Finally, I took a piece of chalk and "seasoned" the chalkboard paint by running the chalk across all of the paint.  I let that sit for a few minutes, then took the eraser and erased as much as I could.  This also served to give the top an even appearance, and have the chalk dust compress into some of the crevices caused by my imperfect paint job.

7.  Enjoy.

I had a keg cold from my old kegerator, so I moved it over, hooked it up, and poured myself a beer to celebrate.  I'd earned it.

Lessons learned (things I could have done better):
1. Take your time.  I tried to get everything done in one week, and I really should have given the paint and polyurethane more time to dry.  Due to my impatience, I wound up with some imperfections.
2. The right tool for the job is very important.  I wound up cutting the wood for the collar with a jigsaw, because that's all I had.  This caused very uneven cuts, and I had to spend a lot of time sanding it down.
3. Don't buy a thermometer sight unseen.  What I really should have done is gotten one with a temperature probe that was separate.  This one is all one piece, with vents on the inside that I assumed would read the internal temperature.  But, where it's mounted reads about 10 degrees too warm.  I'm guessing this is due to the ambient room temperature where it's exposed to the monitor face, even though there's no air vent on that side.
4. Give plenty of thought to where you're going to mount everything before it's too late.  The kegerator is now completed, and foam sealed all the way around, but I didn't make a spot to attach the CO2 manifold and I did a poor job of mounting the fan - it should be more centered to help with airflow.
5. Read the right way to do it BEFORE you do it.  I should have done a better job reading about staining and polyurethaning.  With that said - I was able to find a ton of tutorials online that helped me clean up my mistakes.

Even with these minor issues, I'm proud of what I built.  The wife was even impressed.  I believe her exact comment was "Wow!  It even looks professional!"  A buddy of mine came over, not knowing I'd built it, and stopped talking in mid-sentence to just stare at it.  That was a pretty cool feeling.
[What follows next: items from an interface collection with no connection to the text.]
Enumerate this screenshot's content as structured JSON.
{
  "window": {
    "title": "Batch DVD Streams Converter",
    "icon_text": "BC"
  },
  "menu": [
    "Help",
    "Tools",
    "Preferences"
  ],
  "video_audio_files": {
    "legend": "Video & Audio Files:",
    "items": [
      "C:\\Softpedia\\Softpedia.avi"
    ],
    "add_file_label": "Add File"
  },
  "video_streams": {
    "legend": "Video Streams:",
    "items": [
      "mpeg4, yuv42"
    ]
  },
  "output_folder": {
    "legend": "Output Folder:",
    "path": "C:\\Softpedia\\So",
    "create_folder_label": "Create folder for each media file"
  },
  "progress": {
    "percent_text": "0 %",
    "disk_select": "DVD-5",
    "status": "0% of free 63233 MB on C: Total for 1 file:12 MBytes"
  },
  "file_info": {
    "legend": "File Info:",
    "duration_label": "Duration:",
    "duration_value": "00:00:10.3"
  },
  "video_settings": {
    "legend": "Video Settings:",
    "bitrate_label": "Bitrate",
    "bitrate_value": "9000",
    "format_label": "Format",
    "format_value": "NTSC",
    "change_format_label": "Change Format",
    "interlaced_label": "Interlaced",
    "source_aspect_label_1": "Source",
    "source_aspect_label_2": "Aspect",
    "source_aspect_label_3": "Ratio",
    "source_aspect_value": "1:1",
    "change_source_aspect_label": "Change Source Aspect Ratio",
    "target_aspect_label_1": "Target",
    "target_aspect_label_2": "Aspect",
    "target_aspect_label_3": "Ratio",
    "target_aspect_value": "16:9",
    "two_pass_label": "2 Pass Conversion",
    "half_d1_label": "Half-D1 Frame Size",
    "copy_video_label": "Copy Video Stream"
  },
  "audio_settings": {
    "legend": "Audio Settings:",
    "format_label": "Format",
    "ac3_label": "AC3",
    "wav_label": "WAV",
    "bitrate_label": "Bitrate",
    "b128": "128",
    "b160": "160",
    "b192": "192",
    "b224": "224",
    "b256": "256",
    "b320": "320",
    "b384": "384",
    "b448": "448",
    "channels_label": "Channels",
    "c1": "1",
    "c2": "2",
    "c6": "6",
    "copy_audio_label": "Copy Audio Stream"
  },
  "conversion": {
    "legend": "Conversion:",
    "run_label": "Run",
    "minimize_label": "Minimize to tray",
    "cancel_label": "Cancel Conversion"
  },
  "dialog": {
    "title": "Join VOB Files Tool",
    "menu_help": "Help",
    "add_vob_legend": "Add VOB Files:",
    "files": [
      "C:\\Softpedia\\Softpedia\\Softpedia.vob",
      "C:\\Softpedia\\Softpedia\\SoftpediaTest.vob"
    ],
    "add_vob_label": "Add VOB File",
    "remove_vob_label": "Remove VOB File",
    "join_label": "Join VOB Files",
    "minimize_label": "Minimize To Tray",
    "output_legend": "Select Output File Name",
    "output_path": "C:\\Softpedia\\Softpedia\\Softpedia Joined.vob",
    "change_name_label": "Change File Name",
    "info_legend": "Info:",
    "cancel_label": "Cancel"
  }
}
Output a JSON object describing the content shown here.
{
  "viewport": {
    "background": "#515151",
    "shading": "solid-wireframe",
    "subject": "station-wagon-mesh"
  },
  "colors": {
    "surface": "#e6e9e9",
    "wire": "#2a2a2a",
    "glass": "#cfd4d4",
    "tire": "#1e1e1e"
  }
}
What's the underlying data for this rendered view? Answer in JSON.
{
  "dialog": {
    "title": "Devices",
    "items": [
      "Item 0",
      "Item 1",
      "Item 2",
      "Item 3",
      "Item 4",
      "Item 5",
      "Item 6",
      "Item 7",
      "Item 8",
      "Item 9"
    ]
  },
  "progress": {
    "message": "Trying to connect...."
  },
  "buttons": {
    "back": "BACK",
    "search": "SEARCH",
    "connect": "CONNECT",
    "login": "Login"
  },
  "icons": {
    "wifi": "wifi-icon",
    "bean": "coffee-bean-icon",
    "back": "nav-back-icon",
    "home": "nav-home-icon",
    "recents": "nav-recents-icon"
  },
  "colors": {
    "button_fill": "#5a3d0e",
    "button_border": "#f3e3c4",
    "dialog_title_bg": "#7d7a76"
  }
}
I spent a chunk of change on this build, but I firmly believe the enjoyment and educational value I've already gotten out of it was well worth it.  The techniques and tools I learned while making this will pay off in a number of other projects around the house.  Plus, I feel I should be able to more than recoup my investment if I ever decide to sell it.  This is by far the biggest project I've ever undertaken around the house, and it took a good 30+ hours of manual labor to see it through (not to mention the 10+ hours tracking down parts, techniques, and figuring out my design).

Worth it.


  1. Paul "Impressive"
    Jeanine "Money"

  2. Thanks guys :)

    You're more than welcome to come sample next time you make it through these parts.

  3. How did you handle the wire going into the lid for the built in light? Does the freezer have any issues with that wire removed?

  4. If I recall correctly, I just disconnected the wire from the light when I had the lid taken apart. It hasn't caused any issues - the whole seam around the lid was glued to the collar, and then sealed with silicon, and then foam board put in place, so it's a solid seal all the way around.